◆ **PROBLEM DETAILS**: Report only how many lines of the entries below contain the string "this".

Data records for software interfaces
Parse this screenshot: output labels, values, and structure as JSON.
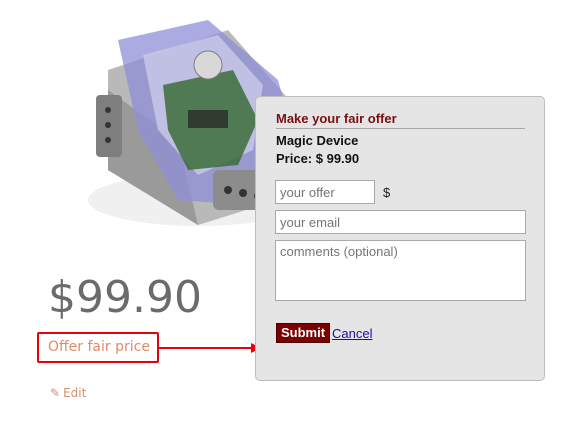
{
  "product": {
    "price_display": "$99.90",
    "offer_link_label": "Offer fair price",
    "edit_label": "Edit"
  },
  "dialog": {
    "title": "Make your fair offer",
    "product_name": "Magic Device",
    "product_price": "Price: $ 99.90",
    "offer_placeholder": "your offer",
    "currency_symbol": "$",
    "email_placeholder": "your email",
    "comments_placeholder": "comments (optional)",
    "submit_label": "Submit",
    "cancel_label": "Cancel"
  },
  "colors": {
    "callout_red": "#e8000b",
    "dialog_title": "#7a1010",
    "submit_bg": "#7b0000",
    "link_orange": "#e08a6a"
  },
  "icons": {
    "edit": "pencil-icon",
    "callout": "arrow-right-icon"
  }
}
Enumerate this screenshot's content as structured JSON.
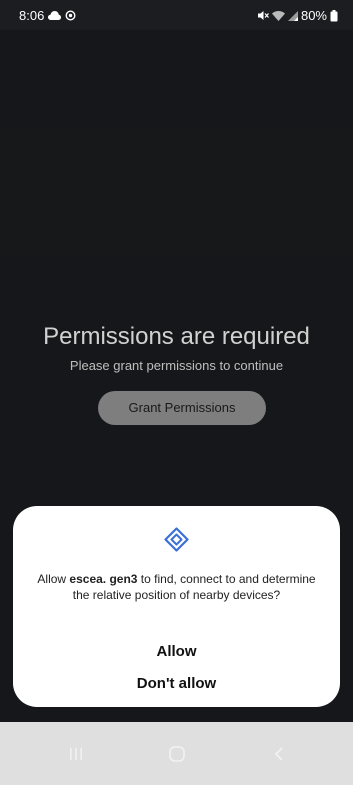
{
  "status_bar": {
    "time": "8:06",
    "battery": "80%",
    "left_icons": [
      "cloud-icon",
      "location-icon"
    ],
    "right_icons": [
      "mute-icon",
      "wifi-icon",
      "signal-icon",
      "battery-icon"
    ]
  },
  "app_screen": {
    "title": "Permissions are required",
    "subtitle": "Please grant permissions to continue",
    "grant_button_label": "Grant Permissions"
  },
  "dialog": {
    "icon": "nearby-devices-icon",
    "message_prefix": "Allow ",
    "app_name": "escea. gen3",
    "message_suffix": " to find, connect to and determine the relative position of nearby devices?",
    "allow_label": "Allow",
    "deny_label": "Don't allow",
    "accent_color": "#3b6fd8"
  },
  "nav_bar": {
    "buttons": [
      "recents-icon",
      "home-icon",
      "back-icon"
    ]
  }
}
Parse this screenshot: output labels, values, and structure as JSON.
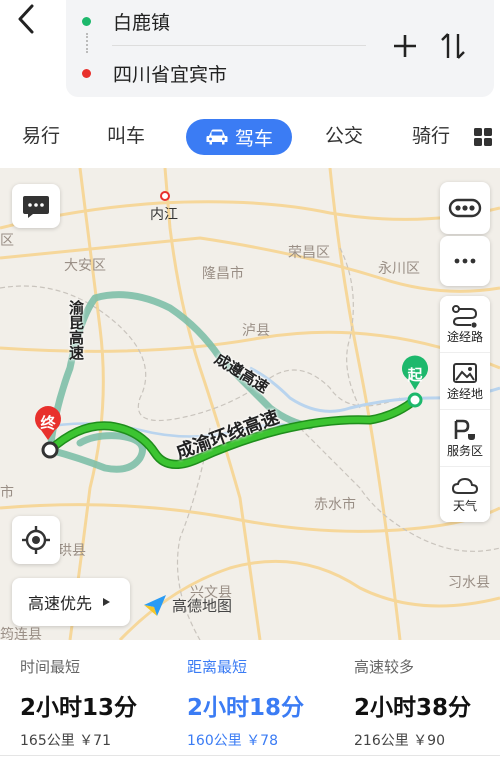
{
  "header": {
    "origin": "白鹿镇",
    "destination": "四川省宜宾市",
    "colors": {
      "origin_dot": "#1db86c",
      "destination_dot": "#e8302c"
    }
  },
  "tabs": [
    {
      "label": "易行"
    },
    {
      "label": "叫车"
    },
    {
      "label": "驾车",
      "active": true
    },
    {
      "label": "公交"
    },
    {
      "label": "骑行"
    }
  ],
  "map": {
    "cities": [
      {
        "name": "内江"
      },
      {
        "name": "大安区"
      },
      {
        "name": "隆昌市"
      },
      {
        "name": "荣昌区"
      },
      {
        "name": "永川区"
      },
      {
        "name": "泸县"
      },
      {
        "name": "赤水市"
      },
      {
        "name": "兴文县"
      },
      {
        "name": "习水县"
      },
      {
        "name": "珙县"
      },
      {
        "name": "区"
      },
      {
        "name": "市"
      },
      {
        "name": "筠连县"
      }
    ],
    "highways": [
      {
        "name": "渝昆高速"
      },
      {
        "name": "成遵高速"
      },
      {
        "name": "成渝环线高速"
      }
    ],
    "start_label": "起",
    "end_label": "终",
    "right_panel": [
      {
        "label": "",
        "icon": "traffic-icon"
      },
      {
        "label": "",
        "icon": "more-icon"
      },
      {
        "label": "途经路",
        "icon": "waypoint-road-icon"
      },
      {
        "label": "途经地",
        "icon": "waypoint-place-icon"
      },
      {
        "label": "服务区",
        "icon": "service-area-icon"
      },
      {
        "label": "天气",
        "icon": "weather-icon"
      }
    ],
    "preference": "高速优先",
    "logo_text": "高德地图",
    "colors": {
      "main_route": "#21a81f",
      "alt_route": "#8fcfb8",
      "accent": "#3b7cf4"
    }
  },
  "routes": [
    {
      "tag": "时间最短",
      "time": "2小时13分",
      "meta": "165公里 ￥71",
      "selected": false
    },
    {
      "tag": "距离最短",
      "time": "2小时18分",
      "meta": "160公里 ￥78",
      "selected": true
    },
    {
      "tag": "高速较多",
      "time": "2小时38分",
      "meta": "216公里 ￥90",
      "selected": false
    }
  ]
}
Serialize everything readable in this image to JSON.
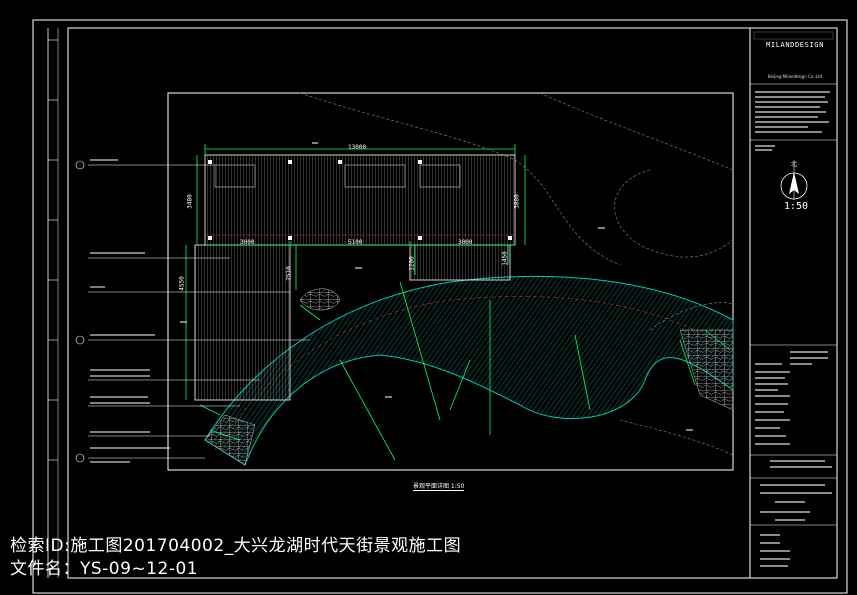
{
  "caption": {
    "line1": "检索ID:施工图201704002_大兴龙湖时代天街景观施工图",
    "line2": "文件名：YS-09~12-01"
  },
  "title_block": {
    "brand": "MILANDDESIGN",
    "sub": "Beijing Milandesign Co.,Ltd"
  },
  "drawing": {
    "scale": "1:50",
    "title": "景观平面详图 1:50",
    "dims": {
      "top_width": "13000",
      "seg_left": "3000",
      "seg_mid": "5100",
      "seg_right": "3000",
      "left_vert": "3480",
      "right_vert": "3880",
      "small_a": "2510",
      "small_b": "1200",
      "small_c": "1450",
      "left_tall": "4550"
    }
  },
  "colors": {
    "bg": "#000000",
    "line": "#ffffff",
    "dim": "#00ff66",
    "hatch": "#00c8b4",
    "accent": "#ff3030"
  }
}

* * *

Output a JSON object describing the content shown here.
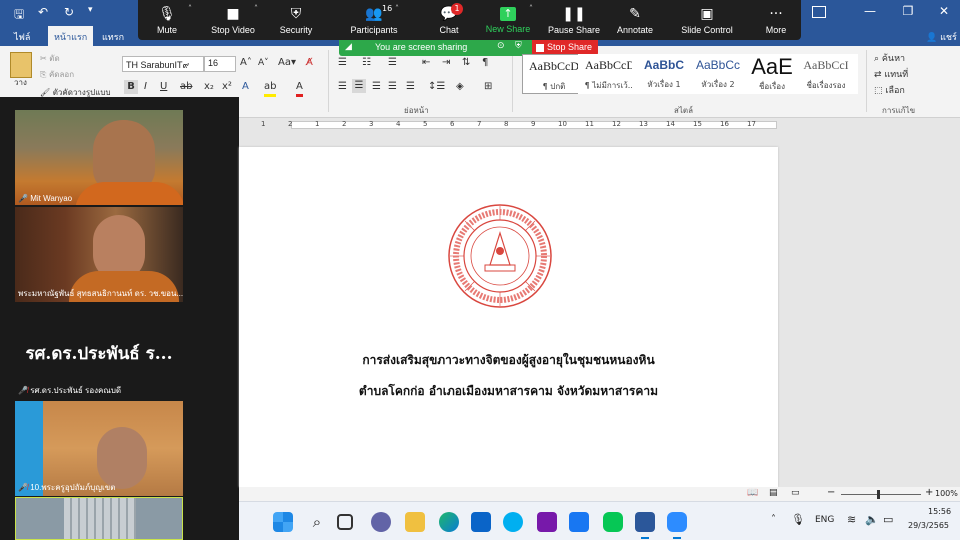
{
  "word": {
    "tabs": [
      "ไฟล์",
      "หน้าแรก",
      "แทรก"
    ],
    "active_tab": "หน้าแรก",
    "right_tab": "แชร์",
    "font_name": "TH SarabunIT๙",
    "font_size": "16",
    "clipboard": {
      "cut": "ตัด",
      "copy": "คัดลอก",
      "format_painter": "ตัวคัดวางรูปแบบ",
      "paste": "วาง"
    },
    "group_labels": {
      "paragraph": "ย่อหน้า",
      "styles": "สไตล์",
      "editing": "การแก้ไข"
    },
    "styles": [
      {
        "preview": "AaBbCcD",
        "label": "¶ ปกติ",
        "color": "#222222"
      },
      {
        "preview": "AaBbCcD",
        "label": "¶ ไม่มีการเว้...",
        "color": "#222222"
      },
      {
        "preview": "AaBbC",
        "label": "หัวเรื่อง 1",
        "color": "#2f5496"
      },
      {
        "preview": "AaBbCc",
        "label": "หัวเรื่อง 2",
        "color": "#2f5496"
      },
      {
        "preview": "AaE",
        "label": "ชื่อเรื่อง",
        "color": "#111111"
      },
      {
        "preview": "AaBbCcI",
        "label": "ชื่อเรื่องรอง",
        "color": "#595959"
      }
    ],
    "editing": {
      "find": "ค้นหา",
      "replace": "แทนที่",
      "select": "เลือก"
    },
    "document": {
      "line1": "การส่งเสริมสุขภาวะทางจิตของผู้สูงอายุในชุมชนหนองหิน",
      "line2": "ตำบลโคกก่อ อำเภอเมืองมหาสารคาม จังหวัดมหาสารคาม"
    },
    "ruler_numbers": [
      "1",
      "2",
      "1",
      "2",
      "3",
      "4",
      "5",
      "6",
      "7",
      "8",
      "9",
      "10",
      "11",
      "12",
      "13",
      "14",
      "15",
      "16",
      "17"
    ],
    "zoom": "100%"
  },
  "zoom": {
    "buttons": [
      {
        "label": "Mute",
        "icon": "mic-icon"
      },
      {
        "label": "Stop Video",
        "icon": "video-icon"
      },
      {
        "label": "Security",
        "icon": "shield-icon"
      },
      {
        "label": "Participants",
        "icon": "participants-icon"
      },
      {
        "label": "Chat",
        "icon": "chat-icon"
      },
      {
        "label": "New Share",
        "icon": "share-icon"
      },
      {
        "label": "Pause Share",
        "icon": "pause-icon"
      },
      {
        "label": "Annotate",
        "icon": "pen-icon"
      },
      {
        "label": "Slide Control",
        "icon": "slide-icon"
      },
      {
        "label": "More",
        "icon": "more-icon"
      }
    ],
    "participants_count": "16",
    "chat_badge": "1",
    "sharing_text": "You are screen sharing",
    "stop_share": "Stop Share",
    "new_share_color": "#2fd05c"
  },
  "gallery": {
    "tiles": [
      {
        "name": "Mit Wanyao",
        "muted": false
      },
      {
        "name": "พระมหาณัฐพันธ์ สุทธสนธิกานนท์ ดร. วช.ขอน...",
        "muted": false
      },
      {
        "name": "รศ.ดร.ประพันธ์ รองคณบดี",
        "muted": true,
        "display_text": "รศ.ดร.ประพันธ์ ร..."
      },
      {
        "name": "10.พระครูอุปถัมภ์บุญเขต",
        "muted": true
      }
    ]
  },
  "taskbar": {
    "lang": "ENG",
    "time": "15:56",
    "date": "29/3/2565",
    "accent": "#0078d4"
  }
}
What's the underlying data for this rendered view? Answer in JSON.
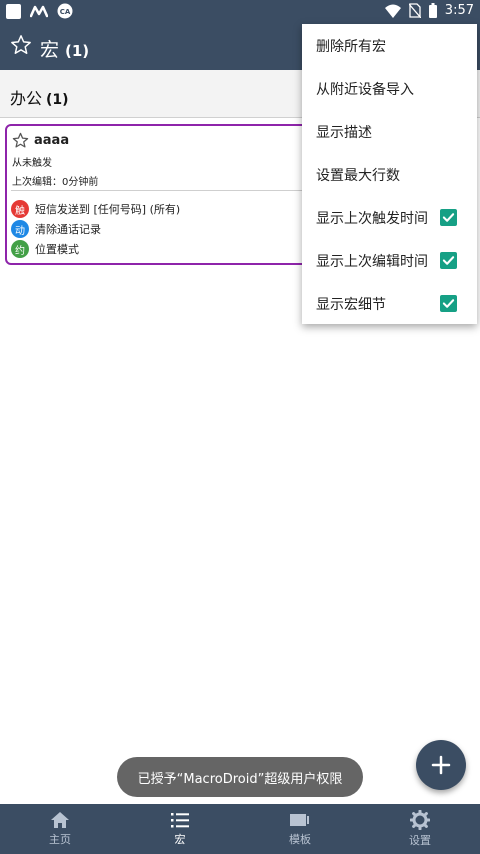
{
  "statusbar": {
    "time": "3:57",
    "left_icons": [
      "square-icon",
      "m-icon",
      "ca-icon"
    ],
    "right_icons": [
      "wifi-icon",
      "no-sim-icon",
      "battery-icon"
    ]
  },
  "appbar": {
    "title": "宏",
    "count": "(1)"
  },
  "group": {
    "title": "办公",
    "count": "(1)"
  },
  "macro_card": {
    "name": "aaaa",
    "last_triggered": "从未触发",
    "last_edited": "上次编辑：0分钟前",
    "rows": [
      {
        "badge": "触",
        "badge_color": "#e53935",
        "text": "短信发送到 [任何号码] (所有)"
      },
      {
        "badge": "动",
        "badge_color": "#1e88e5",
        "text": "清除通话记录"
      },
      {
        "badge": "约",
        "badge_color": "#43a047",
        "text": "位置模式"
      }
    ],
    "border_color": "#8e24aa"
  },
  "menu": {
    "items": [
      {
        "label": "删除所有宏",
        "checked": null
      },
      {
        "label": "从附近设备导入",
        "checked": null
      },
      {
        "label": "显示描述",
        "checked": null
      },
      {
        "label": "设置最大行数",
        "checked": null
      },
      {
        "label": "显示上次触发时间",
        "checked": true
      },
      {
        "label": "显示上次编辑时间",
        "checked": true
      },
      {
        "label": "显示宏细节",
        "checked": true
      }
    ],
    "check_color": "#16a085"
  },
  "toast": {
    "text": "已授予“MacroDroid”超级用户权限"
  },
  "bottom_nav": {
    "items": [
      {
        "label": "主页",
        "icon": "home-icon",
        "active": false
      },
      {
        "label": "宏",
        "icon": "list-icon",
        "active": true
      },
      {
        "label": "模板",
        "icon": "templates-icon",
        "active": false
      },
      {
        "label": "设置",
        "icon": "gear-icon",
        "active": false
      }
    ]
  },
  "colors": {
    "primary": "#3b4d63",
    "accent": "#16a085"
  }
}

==

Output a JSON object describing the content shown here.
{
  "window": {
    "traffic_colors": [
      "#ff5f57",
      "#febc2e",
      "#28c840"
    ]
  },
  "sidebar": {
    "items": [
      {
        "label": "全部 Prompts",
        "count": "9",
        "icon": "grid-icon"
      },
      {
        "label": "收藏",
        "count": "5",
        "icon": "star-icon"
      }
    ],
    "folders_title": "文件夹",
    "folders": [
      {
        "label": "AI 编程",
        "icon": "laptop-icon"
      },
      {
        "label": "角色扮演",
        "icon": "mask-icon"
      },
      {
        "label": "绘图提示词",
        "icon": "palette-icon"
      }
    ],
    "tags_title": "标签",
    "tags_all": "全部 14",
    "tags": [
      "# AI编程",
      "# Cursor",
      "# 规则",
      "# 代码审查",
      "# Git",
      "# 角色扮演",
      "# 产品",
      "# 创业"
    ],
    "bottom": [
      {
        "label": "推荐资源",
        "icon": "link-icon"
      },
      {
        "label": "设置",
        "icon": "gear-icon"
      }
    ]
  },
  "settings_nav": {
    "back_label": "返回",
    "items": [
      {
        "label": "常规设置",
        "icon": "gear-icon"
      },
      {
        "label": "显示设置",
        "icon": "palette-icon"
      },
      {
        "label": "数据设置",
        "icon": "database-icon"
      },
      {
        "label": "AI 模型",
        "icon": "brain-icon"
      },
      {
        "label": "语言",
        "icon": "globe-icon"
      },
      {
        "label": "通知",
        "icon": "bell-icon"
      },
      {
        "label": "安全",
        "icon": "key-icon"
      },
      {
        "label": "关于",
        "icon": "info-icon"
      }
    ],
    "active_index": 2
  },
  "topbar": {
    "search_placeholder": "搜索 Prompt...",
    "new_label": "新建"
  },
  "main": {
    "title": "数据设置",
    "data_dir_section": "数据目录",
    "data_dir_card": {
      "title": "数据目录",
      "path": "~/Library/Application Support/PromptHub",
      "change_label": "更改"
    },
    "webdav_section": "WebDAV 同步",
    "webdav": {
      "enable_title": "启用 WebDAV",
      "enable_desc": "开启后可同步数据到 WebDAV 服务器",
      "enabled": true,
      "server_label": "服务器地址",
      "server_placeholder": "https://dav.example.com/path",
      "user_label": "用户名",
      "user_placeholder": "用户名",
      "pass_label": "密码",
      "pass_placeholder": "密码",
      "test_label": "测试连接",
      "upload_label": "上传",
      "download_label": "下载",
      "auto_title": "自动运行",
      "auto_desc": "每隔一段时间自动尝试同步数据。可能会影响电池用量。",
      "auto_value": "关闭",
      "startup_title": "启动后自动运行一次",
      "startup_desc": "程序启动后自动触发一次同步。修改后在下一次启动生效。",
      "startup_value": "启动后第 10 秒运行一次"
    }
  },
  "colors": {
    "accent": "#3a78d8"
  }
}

◆ **SOLUTION**: 5